Cheshire-based farmers, John and James Dakin, have increased drilling productivity across their 800 acres of arable land by upgrading to a wider combination drill which is equipped with a front seed hopper for improved weight distribution and reduced soil compaction.
After taking on new land and increasing their arable acreage, the father and son operation based at Jodrell Bank Farm decided to increase the working width of their power harrow seed drill combination. They replaced their seven-year-old three-metre machine with a four-metre combination that is fed by a front mounted 1,500 litre seed hopper.
John explains the reasoning behind the upgrade; “With the old machine needing to be replaced, purely due to its age and the amount of work it had done, we decided to upgrade to a bigger machine rather than just replacing like with like.
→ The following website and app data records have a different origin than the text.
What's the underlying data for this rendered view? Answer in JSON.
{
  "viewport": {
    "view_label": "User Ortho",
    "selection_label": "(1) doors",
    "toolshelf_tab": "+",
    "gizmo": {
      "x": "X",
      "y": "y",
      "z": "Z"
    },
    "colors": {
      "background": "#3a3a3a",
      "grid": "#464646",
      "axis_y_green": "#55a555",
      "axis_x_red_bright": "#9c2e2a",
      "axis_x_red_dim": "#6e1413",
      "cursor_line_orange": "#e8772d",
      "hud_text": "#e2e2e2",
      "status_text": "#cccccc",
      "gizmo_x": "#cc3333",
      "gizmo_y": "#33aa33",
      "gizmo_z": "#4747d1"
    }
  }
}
“We’ve taken on more land which has increased the drilling workload, and with our own soils varying from light sands to heavy clays, we needed a machine that could not only give an increased work rate, but which would also enable us to make the most of favourable conditions in catchy seasons.”
The Dakins therefore upgraded to a Kuhn combination comprising a BTF 4000 R seed drill coupled to an HR 4004 R folding power harrow, with seed blown to the drilling unit from a front mounted TF 1500 hopper.
“Upgrading to a wider drill was the right decision,” John continues. “The weather has been particularly bad this autumn and the four-metre drill has allowed us to make efficient use of the few decent drilling days we’ve had. In recent years, the seasons have become less well defined which has made autumn drilling a long, drawn-out task. The extra width counteracts this to some extent, but we’ve still been forced to drill in some less-than-ideal conditions, and have had to leave 200 acres for spring oats and barley.”
James adds to his father’s comments; “We’d have been even further behind if we’d still been using the 3-metre machine, but the 4-metre drill has enabled us to increase our daily drilling area from 40-45 acres per day to about 60 acres per day.
“It means we could have got all our autumn drilling done in two weeks if we’d had the right conditions. But, even with the catchy weather hampering us, we were still able to get more work done than we would have done in good weather with the old drill. A lot of that is down to the fact that the new machine folds, making it much easier and quicker to move between fields. We can now travel much more safely and easily which makes moving between fields less troublesome and less time consuming. Every minute saved makes a massive difference when you’re fighting against the weather.”
“The new machine is also much better balanced,” explains John. “The old drill’s rear mounted seed hopper meant we were carrying a lot of weight over the tractor’s rear axle, which was more than likely causing issues with compaction. Since swapping the seed hopper to the front, the weight distribution is much more even, which has not only reduced the potential for soil compaction, but has also improved traction in some of the wetter fields. It also allows us to create a consistent seedbed regardless of conditions or soil type.”
Kuhn’s Area Sales Manager explains more; “The importance of ensuring even weight distribution across the tractor’s front and rear axles when undertaking cultivations is often underestimated,” he says. “Using a front hopper not only reduces soil compaction and aids tyre grip in tricky conditions, but also helps to reduce wear and tear on the tractor’s rear linkage. Maintaining even weight distribution also helps to achieve a more consistent drilling depth as the tractor will be less prone to pitching and yawing on rough or undulating ground.”